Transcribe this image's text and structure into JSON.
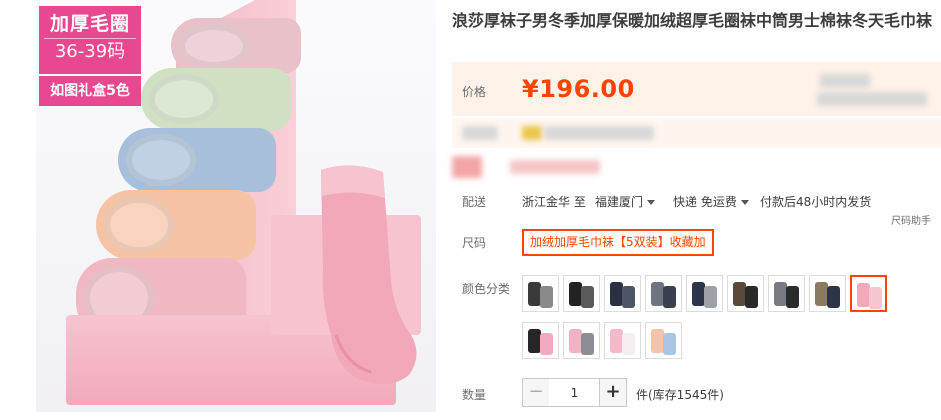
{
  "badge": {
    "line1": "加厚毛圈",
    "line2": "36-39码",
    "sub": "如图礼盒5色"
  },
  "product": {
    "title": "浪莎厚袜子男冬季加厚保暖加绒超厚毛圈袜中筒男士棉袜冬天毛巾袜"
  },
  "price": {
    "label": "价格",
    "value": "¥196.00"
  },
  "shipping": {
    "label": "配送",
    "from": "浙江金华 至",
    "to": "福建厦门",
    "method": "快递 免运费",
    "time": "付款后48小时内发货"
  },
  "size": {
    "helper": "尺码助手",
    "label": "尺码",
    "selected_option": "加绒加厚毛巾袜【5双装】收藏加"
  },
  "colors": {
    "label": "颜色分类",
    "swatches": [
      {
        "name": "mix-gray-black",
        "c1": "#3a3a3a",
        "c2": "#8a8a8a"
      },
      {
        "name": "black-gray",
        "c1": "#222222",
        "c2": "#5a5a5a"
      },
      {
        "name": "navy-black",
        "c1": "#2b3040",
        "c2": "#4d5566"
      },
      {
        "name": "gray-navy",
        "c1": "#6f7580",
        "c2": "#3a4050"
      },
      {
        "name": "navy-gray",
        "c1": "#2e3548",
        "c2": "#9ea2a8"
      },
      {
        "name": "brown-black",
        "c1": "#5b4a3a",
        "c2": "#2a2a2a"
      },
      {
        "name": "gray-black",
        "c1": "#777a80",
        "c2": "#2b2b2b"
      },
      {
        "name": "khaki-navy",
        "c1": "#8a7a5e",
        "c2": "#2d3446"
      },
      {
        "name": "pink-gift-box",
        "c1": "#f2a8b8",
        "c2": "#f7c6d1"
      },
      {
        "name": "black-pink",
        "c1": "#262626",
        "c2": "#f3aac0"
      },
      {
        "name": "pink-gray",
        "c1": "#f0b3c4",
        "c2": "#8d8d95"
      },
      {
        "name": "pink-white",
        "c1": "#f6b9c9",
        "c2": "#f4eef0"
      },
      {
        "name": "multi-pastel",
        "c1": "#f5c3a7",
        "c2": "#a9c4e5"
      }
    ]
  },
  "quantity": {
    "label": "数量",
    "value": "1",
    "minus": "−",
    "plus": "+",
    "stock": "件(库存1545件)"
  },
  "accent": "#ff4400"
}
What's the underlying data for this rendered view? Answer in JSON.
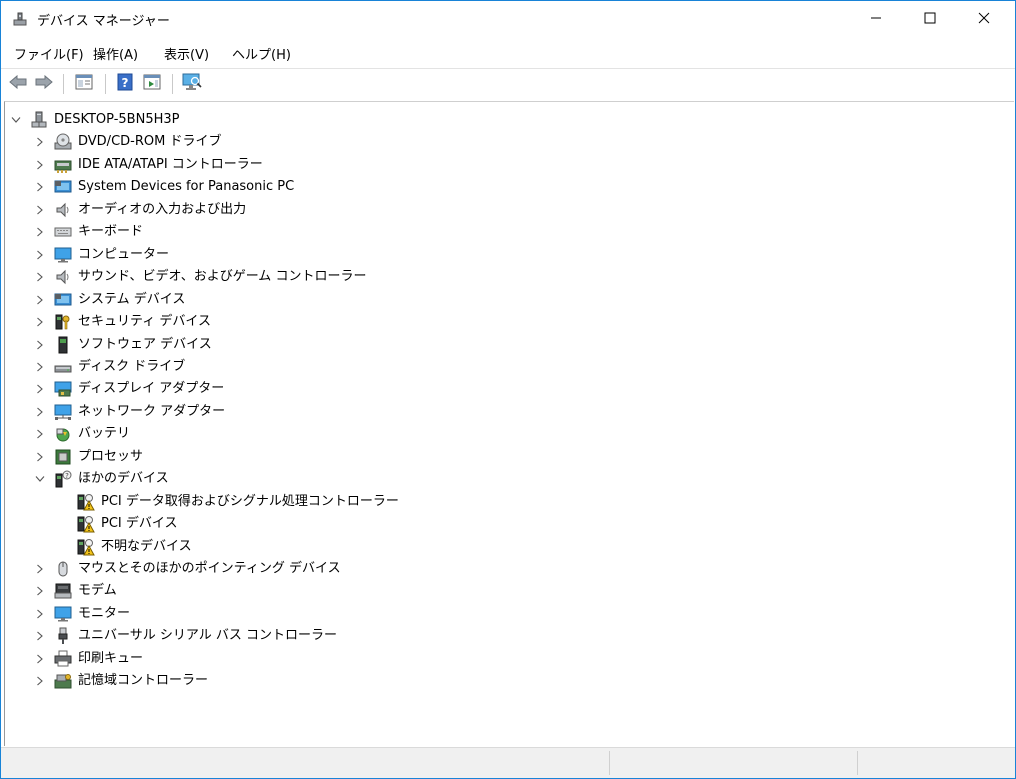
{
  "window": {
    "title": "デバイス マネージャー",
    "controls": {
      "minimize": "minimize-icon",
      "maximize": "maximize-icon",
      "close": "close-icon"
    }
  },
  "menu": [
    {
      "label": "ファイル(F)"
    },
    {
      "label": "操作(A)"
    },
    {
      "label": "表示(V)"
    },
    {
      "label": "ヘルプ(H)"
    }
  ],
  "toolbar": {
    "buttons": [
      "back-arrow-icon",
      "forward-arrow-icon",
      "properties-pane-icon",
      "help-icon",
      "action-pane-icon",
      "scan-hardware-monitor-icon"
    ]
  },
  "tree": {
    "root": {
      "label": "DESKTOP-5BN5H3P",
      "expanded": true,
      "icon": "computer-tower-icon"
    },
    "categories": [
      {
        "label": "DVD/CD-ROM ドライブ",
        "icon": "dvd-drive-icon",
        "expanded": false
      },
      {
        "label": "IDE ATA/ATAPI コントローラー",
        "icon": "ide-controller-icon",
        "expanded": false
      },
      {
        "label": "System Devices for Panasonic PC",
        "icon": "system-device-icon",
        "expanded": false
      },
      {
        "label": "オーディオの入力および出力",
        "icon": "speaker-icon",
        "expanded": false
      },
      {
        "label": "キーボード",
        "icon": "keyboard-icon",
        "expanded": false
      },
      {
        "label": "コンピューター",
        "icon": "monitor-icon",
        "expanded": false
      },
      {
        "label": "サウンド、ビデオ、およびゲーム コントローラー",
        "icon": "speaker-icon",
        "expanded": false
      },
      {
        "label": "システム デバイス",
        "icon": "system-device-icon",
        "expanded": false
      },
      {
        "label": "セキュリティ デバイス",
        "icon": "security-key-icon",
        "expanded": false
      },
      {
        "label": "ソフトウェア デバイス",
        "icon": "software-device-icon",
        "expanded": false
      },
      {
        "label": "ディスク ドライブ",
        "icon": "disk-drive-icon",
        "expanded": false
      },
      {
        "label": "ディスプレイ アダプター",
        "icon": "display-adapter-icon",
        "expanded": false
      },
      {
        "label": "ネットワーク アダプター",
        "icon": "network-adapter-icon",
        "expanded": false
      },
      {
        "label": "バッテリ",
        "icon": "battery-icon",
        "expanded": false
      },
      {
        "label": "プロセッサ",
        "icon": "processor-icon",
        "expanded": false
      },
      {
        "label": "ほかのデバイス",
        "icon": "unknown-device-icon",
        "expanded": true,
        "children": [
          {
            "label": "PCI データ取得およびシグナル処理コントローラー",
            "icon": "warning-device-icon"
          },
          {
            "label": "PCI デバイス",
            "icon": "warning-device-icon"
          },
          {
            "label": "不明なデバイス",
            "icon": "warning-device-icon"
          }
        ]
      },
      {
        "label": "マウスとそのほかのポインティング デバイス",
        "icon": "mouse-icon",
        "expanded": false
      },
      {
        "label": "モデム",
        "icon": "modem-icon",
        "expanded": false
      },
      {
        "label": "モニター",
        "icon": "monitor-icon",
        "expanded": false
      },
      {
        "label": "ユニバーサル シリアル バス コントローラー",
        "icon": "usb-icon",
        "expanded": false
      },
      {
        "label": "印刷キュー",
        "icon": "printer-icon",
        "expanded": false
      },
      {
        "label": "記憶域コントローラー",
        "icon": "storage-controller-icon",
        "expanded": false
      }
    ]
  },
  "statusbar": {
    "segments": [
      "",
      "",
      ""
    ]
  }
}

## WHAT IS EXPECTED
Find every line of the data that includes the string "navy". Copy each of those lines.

## TASK RESPONSE
        "name": "navy-black",
        "name": "gray-navy",
        "name": "navy-gray",
        "name": "khaki-navy",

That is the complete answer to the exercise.